PROBLEM
Copy each entry as it stands, leaving nothing out.

DATA
>>>>>

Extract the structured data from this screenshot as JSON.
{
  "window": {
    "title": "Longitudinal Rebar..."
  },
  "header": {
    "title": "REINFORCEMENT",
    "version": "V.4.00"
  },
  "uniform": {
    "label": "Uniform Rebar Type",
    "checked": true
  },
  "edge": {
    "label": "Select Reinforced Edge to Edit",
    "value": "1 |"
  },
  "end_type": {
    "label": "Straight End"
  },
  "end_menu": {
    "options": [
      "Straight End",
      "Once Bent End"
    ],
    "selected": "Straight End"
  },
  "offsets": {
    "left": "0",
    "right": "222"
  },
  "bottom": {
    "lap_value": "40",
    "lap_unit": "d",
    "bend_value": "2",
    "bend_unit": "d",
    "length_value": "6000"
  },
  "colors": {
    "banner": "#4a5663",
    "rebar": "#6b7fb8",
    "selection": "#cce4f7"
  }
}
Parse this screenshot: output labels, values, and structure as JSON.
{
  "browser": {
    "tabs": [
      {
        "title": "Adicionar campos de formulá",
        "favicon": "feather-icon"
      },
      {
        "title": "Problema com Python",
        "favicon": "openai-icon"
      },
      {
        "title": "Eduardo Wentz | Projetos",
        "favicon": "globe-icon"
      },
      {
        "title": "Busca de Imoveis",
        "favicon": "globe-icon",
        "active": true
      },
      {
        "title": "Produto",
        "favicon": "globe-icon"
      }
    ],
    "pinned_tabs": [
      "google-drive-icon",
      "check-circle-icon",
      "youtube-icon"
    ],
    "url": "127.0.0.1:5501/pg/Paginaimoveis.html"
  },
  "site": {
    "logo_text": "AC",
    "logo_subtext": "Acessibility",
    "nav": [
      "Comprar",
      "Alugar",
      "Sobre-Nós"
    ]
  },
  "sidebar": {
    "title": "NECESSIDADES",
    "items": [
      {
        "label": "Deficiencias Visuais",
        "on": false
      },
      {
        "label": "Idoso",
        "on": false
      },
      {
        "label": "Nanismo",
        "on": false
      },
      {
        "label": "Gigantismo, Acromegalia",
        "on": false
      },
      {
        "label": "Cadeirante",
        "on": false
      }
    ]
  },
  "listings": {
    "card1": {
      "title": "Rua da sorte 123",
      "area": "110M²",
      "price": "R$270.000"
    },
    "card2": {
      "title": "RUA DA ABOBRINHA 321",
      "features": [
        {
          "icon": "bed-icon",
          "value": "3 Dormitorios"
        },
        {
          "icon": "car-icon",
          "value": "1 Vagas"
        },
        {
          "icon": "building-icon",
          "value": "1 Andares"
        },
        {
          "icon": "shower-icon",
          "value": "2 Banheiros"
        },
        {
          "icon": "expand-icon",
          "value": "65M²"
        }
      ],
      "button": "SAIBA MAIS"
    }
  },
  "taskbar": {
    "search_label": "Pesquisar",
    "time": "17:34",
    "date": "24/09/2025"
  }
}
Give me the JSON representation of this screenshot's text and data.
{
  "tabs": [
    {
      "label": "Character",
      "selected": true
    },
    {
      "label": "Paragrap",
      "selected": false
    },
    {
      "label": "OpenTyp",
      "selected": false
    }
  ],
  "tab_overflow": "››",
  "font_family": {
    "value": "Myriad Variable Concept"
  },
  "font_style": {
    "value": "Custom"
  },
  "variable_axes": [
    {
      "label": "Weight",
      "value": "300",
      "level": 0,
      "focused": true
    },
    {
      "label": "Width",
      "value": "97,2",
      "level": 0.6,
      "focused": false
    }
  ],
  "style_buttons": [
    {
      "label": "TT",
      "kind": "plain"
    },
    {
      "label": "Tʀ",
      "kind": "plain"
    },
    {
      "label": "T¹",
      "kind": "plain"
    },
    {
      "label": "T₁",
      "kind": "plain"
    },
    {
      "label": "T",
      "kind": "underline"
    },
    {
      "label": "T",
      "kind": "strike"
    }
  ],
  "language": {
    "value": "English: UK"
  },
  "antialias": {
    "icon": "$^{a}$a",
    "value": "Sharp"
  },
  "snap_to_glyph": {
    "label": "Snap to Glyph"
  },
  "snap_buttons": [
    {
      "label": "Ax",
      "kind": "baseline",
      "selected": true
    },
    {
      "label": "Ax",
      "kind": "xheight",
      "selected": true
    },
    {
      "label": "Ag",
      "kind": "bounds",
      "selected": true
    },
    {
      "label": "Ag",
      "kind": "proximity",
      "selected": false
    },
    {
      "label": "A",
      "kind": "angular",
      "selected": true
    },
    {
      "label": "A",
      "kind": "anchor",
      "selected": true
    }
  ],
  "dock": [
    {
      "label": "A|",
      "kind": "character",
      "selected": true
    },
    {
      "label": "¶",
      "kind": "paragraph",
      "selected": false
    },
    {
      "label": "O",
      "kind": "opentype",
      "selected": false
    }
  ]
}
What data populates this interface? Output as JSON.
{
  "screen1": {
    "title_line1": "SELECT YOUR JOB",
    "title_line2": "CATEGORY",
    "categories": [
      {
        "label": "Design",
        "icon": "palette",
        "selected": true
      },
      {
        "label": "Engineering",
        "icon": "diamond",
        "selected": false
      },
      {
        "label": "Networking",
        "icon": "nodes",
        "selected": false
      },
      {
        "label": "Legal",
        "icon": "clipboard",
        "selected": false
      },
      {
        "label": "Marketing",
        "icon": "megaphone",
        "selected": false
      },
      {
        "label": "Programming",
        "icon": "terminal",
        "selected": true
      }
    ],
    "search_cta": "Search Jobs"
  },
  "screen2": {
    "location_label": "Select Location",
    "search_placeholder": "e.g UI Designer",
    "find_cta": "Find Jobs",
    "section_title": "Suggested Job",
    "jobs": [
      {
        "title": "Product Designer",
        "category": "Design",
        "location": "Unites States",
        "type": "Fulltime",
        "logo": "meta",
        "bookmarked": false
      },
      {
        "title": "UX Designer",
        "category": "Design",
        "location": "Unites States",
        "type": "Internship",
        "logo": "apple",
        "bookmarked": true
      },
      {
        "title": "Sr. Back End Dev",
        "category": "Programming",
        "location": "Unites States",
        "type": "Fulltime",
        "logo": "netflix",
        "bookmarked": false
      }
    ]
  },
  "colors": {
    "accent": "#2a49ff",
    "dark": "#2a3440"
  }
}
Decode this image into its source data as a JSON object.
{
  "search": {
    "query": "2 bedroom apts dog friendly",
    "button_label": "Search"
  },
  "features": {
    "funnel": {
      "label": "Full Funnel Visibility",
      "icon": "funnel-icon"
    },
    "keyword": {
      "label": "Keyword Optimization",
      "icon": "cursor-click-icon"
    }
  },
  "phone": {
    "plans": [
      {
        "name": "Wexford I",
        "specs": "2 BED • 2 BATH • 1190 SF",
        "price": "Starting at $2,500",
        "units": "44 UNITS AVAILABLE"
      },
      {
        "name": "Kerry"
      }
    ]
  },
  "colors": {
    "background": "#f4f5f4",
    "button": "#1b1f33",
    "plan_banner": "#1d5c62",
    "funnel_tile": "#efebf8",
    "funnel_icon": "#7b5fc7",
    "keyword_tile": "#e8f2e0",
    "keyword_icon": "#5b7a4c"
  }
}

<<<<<

EXERCISE SOLUTION
Extract the structured data from this screenshot as JSON.
{
  "window": {
    "title": "Longitudinal Rebar..."
  },
  "header": {
    "title": "REINFORCEMENT",
    "version": "V.4.00"
  },
  "uniform": {
    "label": "Uniform Rebar Type",
    "checked": true
  },
  "edge": {
    "label": "Select Reinforced Edge to Edit",
    "value": "1 |"
  },
  "end_type": {
    "label": "Straight End"
  },
  "end_menu": {
    "options": [
      "Straight End",
      "Once Bent End"
    ],
    "selected": "Straight End"
  },
  "offsets": {
    "left": "0",
    "right": "222"
  },
  "bottom": {
    "lap_value": "40",
    "lap_unit": "d",
    "bend_value": "2",
    "bend_unit": "d",
    "length_value": "6000"
  },
  "colors": {
    "banner": "#4a5663",
    "rebar": "#6b7fb8",
    "selection": "#cce4f7"
  }
}
Parse this screenshot: output labels, values, and structure as JSON.
{
  "browser": {
    "tabs": [
      {
        "title": "Adicionar campos de formulá",
        "favicon": "feather-icon"
      },
      {
        "title": "Problema com Python",
        "favicon": "openai-icon"
      },
      {
        "title": "Eduardo Wentz | Projetos",
        "favicon": "globe-icon"
      },
      {
        "title": "Busca de Imoveis",
        "favicon": "globe-icon",
        "active": true
      },
      {
        "title": "Produto",
        "favicon": "globe-icon"
      }
    ],
    "pinned_tabs": [
      "google-drive-icon",
      "check-circle-icon",
      "youtube-icon"
    ],
    "url": "127.0.0.1:5501/pg/Paginaimoveis.html"
  },
  "site": {
    "logo_text": "AC",
    "logo_subtext": "Acessibility",
    "nav": [
      "Comprar",
      "Alugar",
      "Sobre-Nós"
    ]
  },
  "sidebar": {
    "title": "NECESSIDADES",
    "items": [
      {
        "label": "Deficiencias Visuais",
        "on": false
      },
      {
        "label": "Idoso",
        "on": false
      },
      {
        "label": "Nanismo",
        "on": false
      },
      {
        "label": "Gigantismo, Acromegalia",
        "on": false
      },
      {
        "label": "Cadeirante",
        "on": false
      }
    ]
  },
  "listings": {
    "card1": {
      "title": "Rua da sorte 123",
      "area": "110M²",
      "price": "R$270.000"
    },
    "card2": {
      "title": "RUA DA ABOBRINHA 321",
      "features": [
        {
          "icon": "bed-icon",
          "value": "3 Dormitorios"
        },
        {
          "icon": "car-icon",
          "value": "1 Vagas"
        },
        {
          "icon": "building-icon",
          "value": "1 Andares"
        },
        {
          "icon": "shower-icon",
          "value": "2 Banheiros"
        },
        {
          "icon": "expand-icon",
          "value": "65M²"
        }
      ],
      "button": "SAIBA MAIS"
    }
  },
  "taskbar": {
    "search_label": "Pesquisar",
    "time": "17:34",
    "date": "24/09/2025"
  }
}
Give me the JSON representation of this screenshot's text and data.
{
  "tabs": [
    {
      "label": "Character",
      "selected": true
    },
    {
      "label": "Paragrap",
      "selected": false
    },
    {
      "label": "OpenTyp",
      "selected": false
    }
  ],
  "tab_overflow": "››",
  "font_family": {
    "value": "Myriad Variable Concept"
  },
  "font_style": {
    "value": "Custom"
  },
  "variable_axes": [
    {
      "label": "Weight",
      "value": "300",
      "level": 0,
      "focused": true
    },
    {
      "label": "Width",
      "value": "97,2",
      "level": 0.6,
      "focused": false
    }
  ],
  "style_buttons": [
    {
      "label": "TT",
      "kind": "plain"
    },
    {
      "label": "Tʀ",
      "kind": "plain"
    },
    {
      "label": "T¹",
      "kind": "plain"
    },
    {
      "label": "T₁",
      "kind": "plain"
    },
    {
      "label": "T",
      "kind": "underline"
    },
    {
      "label": "T",
      "kind": "strike"
    }
  ],
  "language": {
    "value": "English: UK"
  },
  "antialias": {
    "icon": "$^{a}$a",
    "value": "Sharp"
  },
  "snap_to_glyph": {
    "label": "Snap to Glyph"
  },
  "snap_buttons": [
    {
      "label": "Ax",
      "kind": "baseline",
      "selected": true
    },
    {
      "label": "Ax",
      "kind": "xheight",
      "selected": true
    },
    {
      "label": "Ag",
      "kind": "bounds",
      "selected": true
    },
    {
      "label": "Ag",
      "kind": "proximity",
      "selected": false
    },
    {
      "label": "A",
      "kind": "angular",
      "selected": true
    },
    {
      "label": "A",
      "kind": "anchor",
      "selected": true
    }
  ],
  "dock": [
    {
      "label": "A|",
      "kind": "character",
      "selected": true
    },
    {
      "label": "¶",
      "kind": "paragraph",
      "selected": false
    },
    {
      "label": "O",
      "kind": "opentype",
      "selected": false
    }
  ]
}
What data populates this interface? Output as JSON.
{
  "screen1": {
    "title_line1": "SELECT YOUR JOB",
    "title_line2": "CATEGORY",
    "categories": [
      {
        "label": "Design",
        "icon": "palette",
        "selected": true
      },
      {
        "label": "Engineering",
        "icon": "diamond",
        "selected": false
      },
      {
        "label": "Networking",
        "icon": "nodes",
        "selected": false
      },
      {
        "label": "Legal",
        "icon": "clipboard",
        "selected": false
      },
      {
        "label": "Marketing",
        "icon": "megaphone",
        "selected": false
      },
      {
        "label": "Programming",
        "icon": "terminal",
        "selected": true
      }
    ],
    "search_cta": "Search Jobs"
  },
  "screen2": {
    "location_label": "Select Location",
    "search_placeholder": "e.g UI Designer",
    "find_cta": "Find Jobs",
    "section_title": "Suggested Job",
    "jobs": [
      {
        "title": "Product Designer",
        "category": "Design",
        "location": "Unites States",
        "type": "Fulltime",
        "logo": "meta",
        "bookmarked": false
      },
      {
        "title": "UX Designer",
        "category": "Design",
        "location": "Unites States",
        "type": "Internship",
        "logo": "apple",
        "bookmarked": true
      },
      {
        "title": "Sr. Back End Dev",
        "category": "Programming",
        "location": "Unites States",
        "type": "Fulltime",
        "logo": "netflix",
        "bookmarked": false
      }
    ]
  },
  "colors": {
    "accent": "#2a49ff",
    "dark": "#2a3440"
  }
}
Decode this image into its source data as a JSON object.
{
  "search": {
    "query": "2 bedroom apts dog friendly",
    "button_label": "Search"
  },
  "features": {
    "funnel": {
      "label": "Full Funnel Visibility",
      "icon": "funnel-icon"
    },
    "keyword": {
      "label": "Keyword Optimization",
      "icon": "cursor-click-icon"
    }
  },
  "phone": {
    "plans": [
      {
        "name": "Wexford I",
        "specs": "2 BED • 2 BATH • 1190 SF",
        "price": "Starting at $2,500",
        "units": "44 UNITS AVAILABLE"
      },
      {
        "name": "Kerry"
      }
    ]
  },
  "colors": {
    "background": "#f4f5f4",
    "button": "#1b1f33",
    "plan_banner": "#1d5c62",
    "funnel_tile": "#efebf8",
    "funnel_icon": "#7b5fc7",
    "keyword_tile": "#e8f2e0",
    "keyword_icon": "#5b7a4c"
  }
}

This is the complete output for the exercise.